═══ Records to use
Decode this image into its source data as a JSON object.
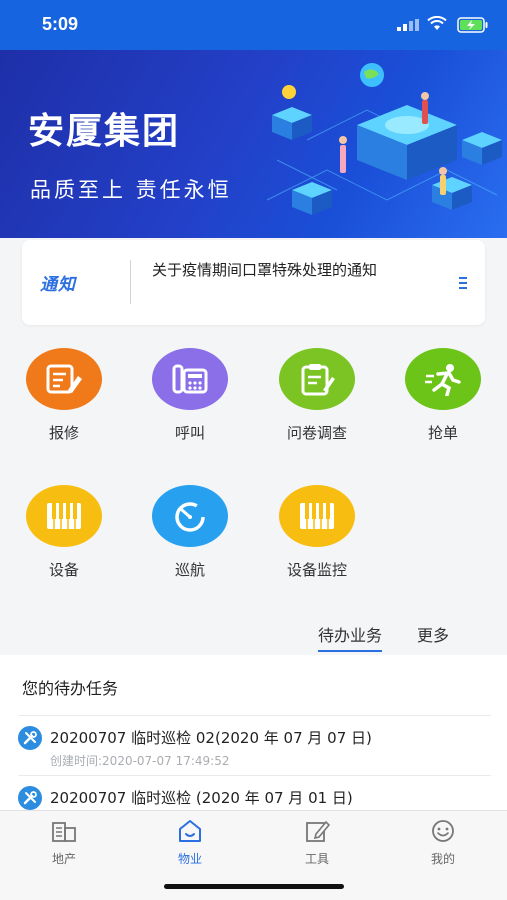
{
  "status_bar": {
    "time": "5:09",
    "icons": [
      "signal-icon",
      "wifi-icon",
      "battery-charging-icon"
    ]
  },
  "banner": {
    "title": "安厦集团",
    "slogan": "品质至上 责任永恒"
  },
  "notice": {
    "tag": "通知",
    "text": "关于疫情期间口罩特殊处理的通知"
  },
  "grid": [
    {
      "label": "报修",
      "icon": "repair-report-icon",
      "color": "#f07a1a"
    },
    {
      "label": "呼叫",
      "icon": "phone-call-icon",
      "color": "#8a6fe8"
    },
    {
      "label": "问卷调查",
      "icon": "clipboard-survey-icon",
      "color": "#7cc423"
    },
    {
      "label": "抢单",
      "icon": "running-grab-icon",
      "color": "#6cc418"
    },
    {
      "label": "设备",
      "icon": "equipment-icon",
      "color": "#f7bd10"
    },
    {
      "label": "巡航",
      "icon": "timer-patrol-icon",
      "color": "#28a0f0"
    },
    {
      "label": "设备监控",
      "icon": "equipment-monitor-icon",
      "color": "#f7bd10"
    }
  ],
  "tabs": [
    {
      "label": "待办业务",
      "active": true
    },
    {
      "label": "更多",
      "active": false
    }
  ],
  "tasks": {
    "heading": "您的待办任务",
    "items": [
      {
        "title": "20200707 临时巡检 02(2020 年 07 月 07 日)",
        "created": "创建时间:2020-07-07 17:49:52"
      },
      {
        "title": "20200707 临时巡检 (2020 年 07 月 01 日)",
        "created": ""
      }
    ]
  },
  "bottom_nav": [
    {
      "label": "地产",
      "icon": "building-icon",
      "active": false
    },
    {
      "label": "物业",
      "icon": "home-icon",
      "active": true
    },
    {
      "label": "工具",
      "icon": "edit-tool-icon",
      "active": false
    },
    {
      "label": "我的",
      "icon": "smiley-profile-icon",
      "active": false
    }
  ],
  "colors": {
    "primary": "#2b6fe0",
    "statusbar": "#1664e0"
  }
}
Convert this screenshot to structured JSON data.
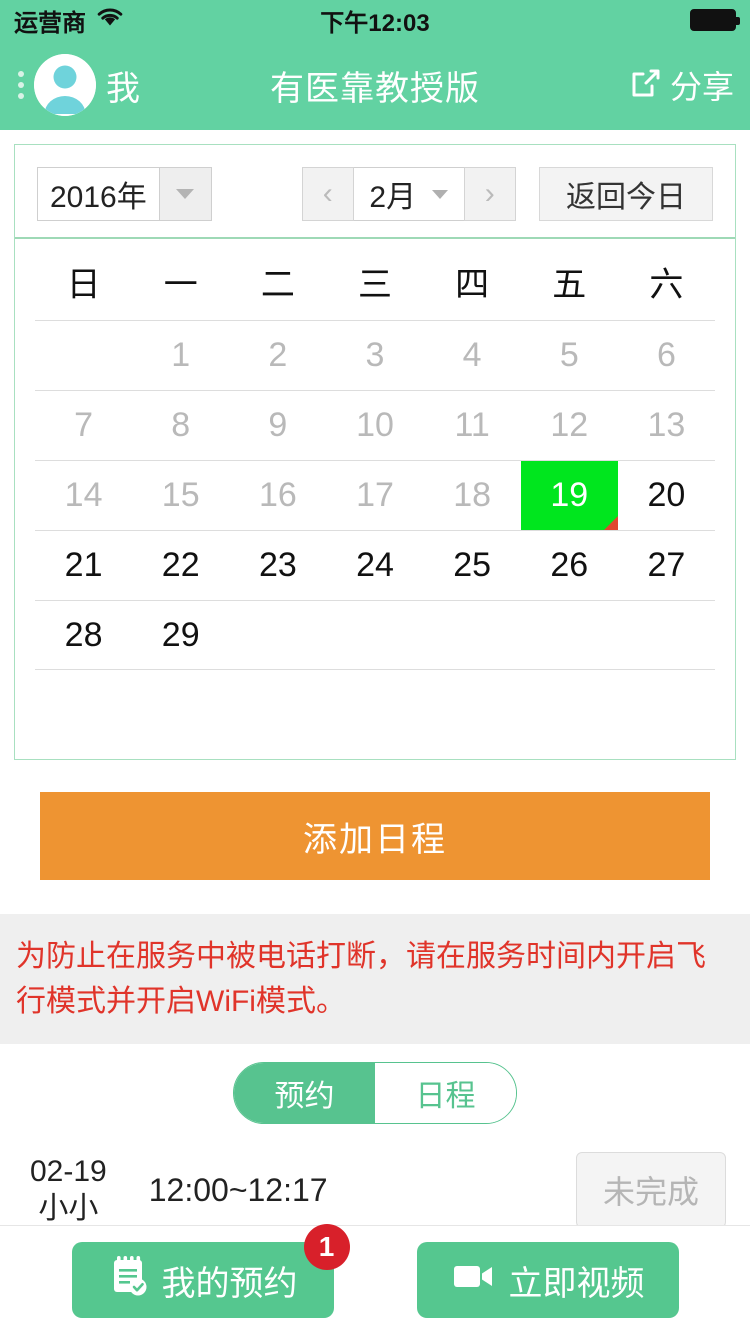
{
  "status_bar": {
    "carrier": "运营商",
    "wifi_icon": "wifi-icon",
    "time": "下午12:03",
    "battery_icon": "battery-full-icon"
  },
  "nav": {
    "menu_icon": "kebab-menu-icon",
    "avatar_icon": "user-avatar-icon",
    "profile_label": "我",
    "title": "有医靠教授版",
    "share_icon": "share-icon",
    "share_label": "分享"
  },
  "calendar": {
    "year_value": "2016年",
    "year_dropdown_icon": "chevron-down-icon",
    "prev_month_icon": "chevron-left-icon",
    "month_value": "2月",
    "month_dropdown_icon": "chevron-down-icon",
    "next_month_icon": "chevron-right-icon",
    "today_button": "返回今日",
    "weekdays": [
      "日",
      "一",
      "二",
      "三",
      "四",
      "五",
      "六"
    ],
    "selected_day": "19",
    "today_bg_color": "#00e61e",
    "marker_color": "#e0482f",
    "rows": [
      [
        {
          "label": "",
          "state": "empty"
        },
        {
          "label": "1",
          "state": "past"
        },
        {
          "label": "2",
          "state": "past"
        },
        {
          "label": "3",
          "state": "past"
        },
        {
          "label": "4",
          "state": "past"
        },
        {
          "label": "5",
          "state": "past"
        },
        {
          "label": "6",
          "state": "past"
        }
      ],
      [
        {
          "label": "7",
          "state": "past"
        },
        {
          "label": "8",
          "state": "past"
        },
        {
          "label": "9",
          "state": "past"
        },
        {
          "label": "10",
          "state": "past"
        },
        {
          "label": "11",
          "state": "past"
        },
        {
          "label": "12",
          "state": "past"
        },
        {
          "label": "13",
          "state": "past"
        }
      ],
      [
        {
          "label": "14",
          "state": "past"
        },
        {
          "label": "15",
          "state": "past"
        },
        {
          "label": "16",
          "state": "past"
        },
        {
          "label": "17",
          "state": "past"
        },
        {
          "label": "18",
          "state": "past"
        },
        {
          "label": "19",
          "state": "today"
        },
        {
          "label": "20",
          "state": "future"
        }
      ],
      [
        {
          "label": "21",
          "state": "future"
        },
        {
          "label": "22",
          "state": "future"
        },
        {
          "label": "23",
          "state": "future"
        },
        {
          "label": "24",
          "state": "future"
        },
        {
          "label": "25",
          "state": "future"
        },
        {
          "label": "26",
          "state": "future"
        },
        {
          "label": "27",
          "state": "future"
        }
      ],
      [
        {
          "label": "28",
          "state": "future"
        },
        {
          "label": "29",
          "state": "future"
        },
        {
          "label": "",
          "state": "empty"
        },
        {
          "label": "",
          "state": "empty"
        },
        {
          "label": "",
          "state": "empty"
        },
        {
          "label": "",
          "state": "empty"
        },
        {
          "label": "",
          "state": "empty"
        }
      ]
    ]
  },
  "add_schedule": {
    "label": "添加日程",
    "color": "#ee9432"
  },
  "warning": {
    "text": "为防止在服务中被电话打断，请在服务时间内开启飞行模式并开启WiFi模式。",
    "color": "#e0342a"
  },
  "segmented": {
    "active_label": "预约",
    "idle_label": "日程",
    "active_color": "#57c38f"
  },
  "appointments": {
    "rows": [
      {
        "date": "02-19",
        "name": "小小",
        "time": "12:00~12:17",
        "status": "未完成"
      }
    ]
  },
  "bottom_bar": {
    "my_appointments": {
      "icon": "notepad-check-icon",
      "label": "我的预约",
      "badge": "1",
      "badge_color": "#d8202a"
    },
    "start_video": {
      "icon": "video-camera-icon",
      "label": "立即视频"
    }
  }
}
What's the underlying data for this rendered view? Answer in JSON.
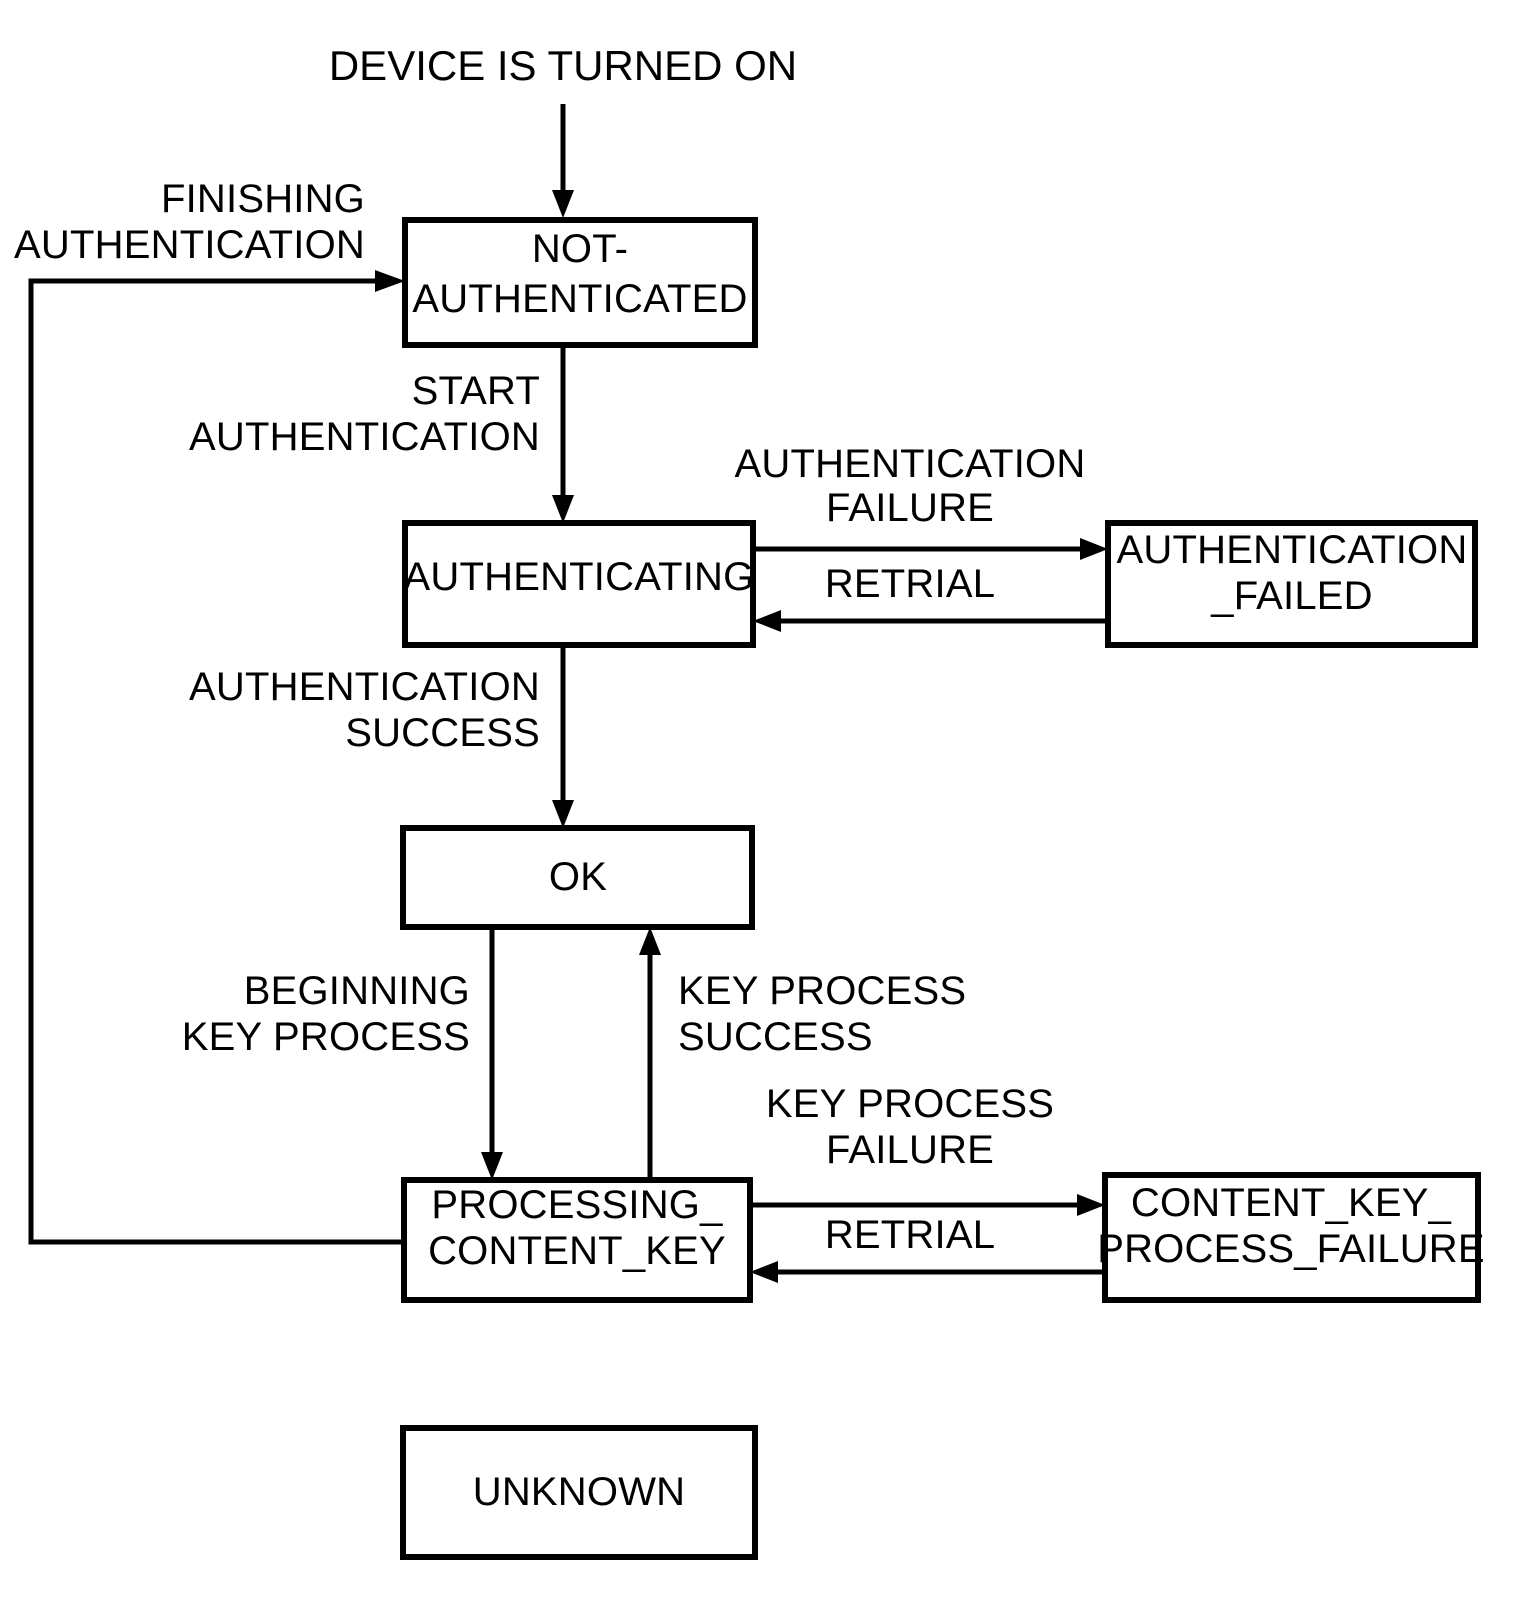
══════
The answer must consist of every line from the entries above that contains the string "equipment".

#### Output of the task
      "icon": "equipment-icon",
      "icon": "equipment-monitor-icon",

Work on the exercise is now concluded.